» Brief
In the data, extract each line that holds the string "description".

>>

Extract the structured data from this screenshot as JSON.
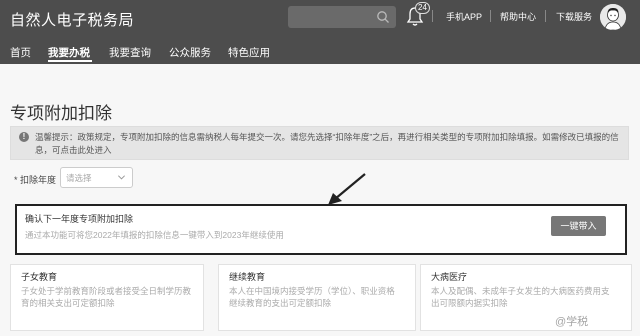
{
  "header": {
    "app_title": "自然人电子税务局",
    "notification_count": "24",
    "links": {
      "mobile_app": "手机APP",
      "help_center": "帮助中心",
      "download_service": "下载服务"
    }
  },
  "nav": {
    "items": [
      {
        "label": "首页"
      },
      {
        "label": "我要办税"
      },
      {
        "label": "我要查询"
      },
      {
        "label": "公众服务"
      },
      {
        "label": "特色应用"
      }
    ],
    "active_index": 1
  },
  "page": {
    "title": "专项附加扣除"
  },
  "notice": {
    "icon": "info-icon",
    "text": "温馨提示：政策规定，专项附加扣除的信息需纳税人每年提交一次。请您先选择“扣除年度”之后，再进行相关类型的专项附加扣除填报。如需修改已填报的信息，可点击",
    "link_text": "此处",
    "text_after": "进入"
  },
  "year_selector": {
    "required_mark": "*",
    "label": "扣除年度",
    "placeholder": "请选择"
  },
  "confirm": {
    "title": "确认下一年度专项附加扣除",
    "description": "通过本功能可将您2022年填报的扣除信息一键带入到2023年继续使用",
    "button_label": "一键带入"
  },
  "cards": [
    {
      "title": "子女教育",
      "description": "子女处于学前教育阶段或者接受全日制学历教育的相关支出可定额扣除"
    },
    {
      "title": "继续教育",
      "description": "本人在中国境内接受学历（学位）、职业资格继续教育的支出可定额扣除"
    },
    {
      "title": "大病医疗",
      "description": "本人及配偶、未成年子女发生的大病医药费用支出可限额内据实扣除"
    }
  ],
  "watermark": "@学税",
  "colors": {
    "header_bg": "#4d4d4d",
    "button_bg": "#777777",
    "page_bg": "#f7f7f7"
  }
}
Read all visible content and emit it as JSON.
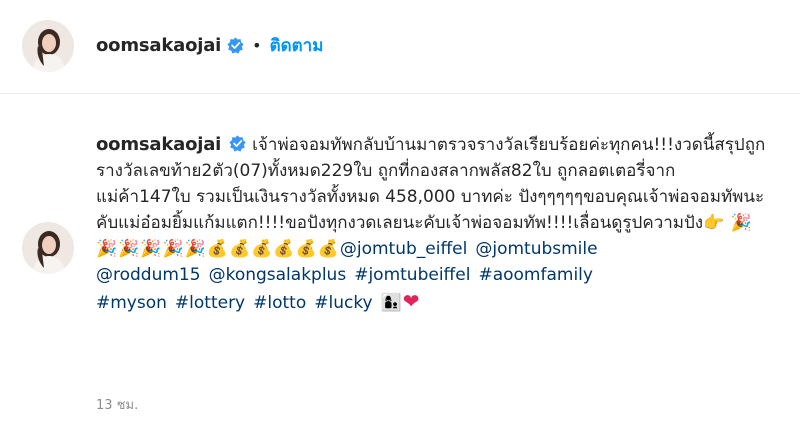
{
  "header": {
    "username": "oomsakaojai",
    "separator": "•",
    "follow_label": "ติดตาม"
  },
  "post": {
    "username": "oomsakaojai",
    "caption": "เจ้าพ่อจอมทัพกลับบ้านมาตรวจรางวัลเรียบร้อยค่ะทุกคน!!!งวดนี้สรุปถูกรางวัลเลขท้าย2ตัว(07)ทั้งหมด229ใบ ถูกที่กองสลากพลัส82ใบ ถูกลอตเตอรี่จากแม่ค้า147ใบ รวมเป็นเงินรางวัลทั้งหมด 458,000 บาทค่ะ ปังๆๆๆๆๆขอบคุณเจ้าพ่อจอมทัพนะคับแม่อ๋อมยิ้มแก้มแตก!!!!ขอปังทุกงวดเลยนะคับเจ้าพ่อจอมทัพ!!!!เลื่อนดูรูปความปัง",
    "caption_emojis_1": "👉",
    "caption_emojis_2": "🎉🎉🎉🎉🎉🎉💰💰💰💰💰💰",
    "tags": [
      "@jomtub_eiffel",
      "@jomtubsmile",
      "@roddum15",
      "@kongsalakplus",
      "#jomtubeiffel",
      "#aoomfamily",
      "#myson",
      "#lottery",
      "#lotto",
      "#lucky"
    ],
    "end_emojis": "👩‍👦",
    "heart": "❤",
    "time": "13 ชม."
  },
  "colors": {
    "link": "#00376b",
    "follow": "#0095f6",
    "verified": "#3897f0",
    "muted": "#8e8e8e"
  },
  "icons": {
    "verified": "verified-badge-icon",
    "heart": "heart-icon"
  }
}
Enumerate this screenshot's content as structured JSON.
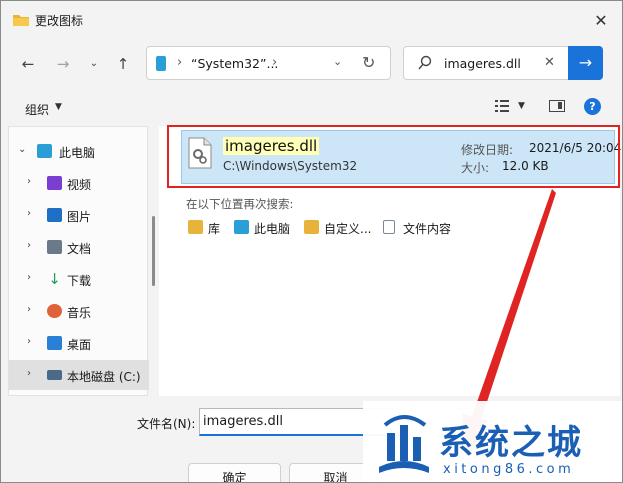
{
  "window": {
    "title": "更改图标"
  },
  "address": {
    "path": "“System32”..."
  },
  "search": {
    "value": "imageres.dll"
  },
  "toolbar": {
    "organize_label": "组织",
    "help_label": "?"
  },
  "sidebar": {
    "items": [
      {
        "label": "此电脑",
        "icon": "monitor-icon",
        "expanded": true,
        "color": "#2a9fd6"
      },
      {
        "label": "视频",
        "icon": "video-icon",
        "color": "#7a3fd0"
      },
      {
        "label": "图片",
        "icon": "picture-icon",
        "color": "#1f6fc7"
      },
      {
        "label": "文档",
        "icon": "document-icon",
        "color": "#6b7a8a"
      },
      {
        "label": "下载",
        "icon": "download-icon",
        "color": "#1e9e5a"
      },
      {
        "label": "音乐",
        "icon": "music-icon",
        "color": "#e0623a"
      },
      {
        "label": "桌面",
        "icon": "desktop-icon",
        "color": "#2a7fd6"
      },
      {
        "label": "本地磁盘 (C:)",
        "icon": "drive-icon",
        "color": "#4a6a8a",
        "selected": true
      }
    ]
  },
  "file": {
    "name": "imageres.dll",
    "path": "C:\\Windows\\System32",
    "modified_label": "修改日期:",
    "modified_value": "2021/6/5 20:04",
    "size_label": "大小:",
    "size_value": "12.0 KB"
  },
  "search_again": {
    "label": "在以下位置再次搜索:",
    "locations": [
      {
        "label": "库",
        "icon": "library-icon",
        "color": "#e8b33a"
      },
      {
        "label": "此电脑",
        "icon": "monitor-icon",
        "color": "#2a9fd6"
      },
      {
        "label": "自定义...",
        "icon": "folder-icon",
        "color": "#e8b33a"
      },
      {
        "label": "文件内容",
        "icon": "file-content-icon",
        "color": "#7a8a9a"
      }
    ]
  },
  "bottom": {
    "filename_label": "文件名(N):",
    "filename_value": "imageres.dll",
    "ok_label": "确定",
    "cancel_label": "取消"
  },
  "watermark": {
    "title": "系统之城",
    "subtitle": "xitong86.com"
  },
  "colors": {
    "accent": "#1a73d9",
    "highlight": "#e02424",
    "selection": "#cde6f7"
  }
}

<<

» Output for this exercise
    "description": "通过本功能可将您2022年填报的扣除信息一键带入到2023年继续使用",
      "description": "子女处于学前教育阶段或者接受全日制学历教育的相关支出可定额扣除"
      "description": "本人在中国境内接受学历（学位）、职业资格继续教育的支出可定额扣除"
      "description": "本人及配偶、未成年子女发生的大病医药费用支出可限额内据实扣除"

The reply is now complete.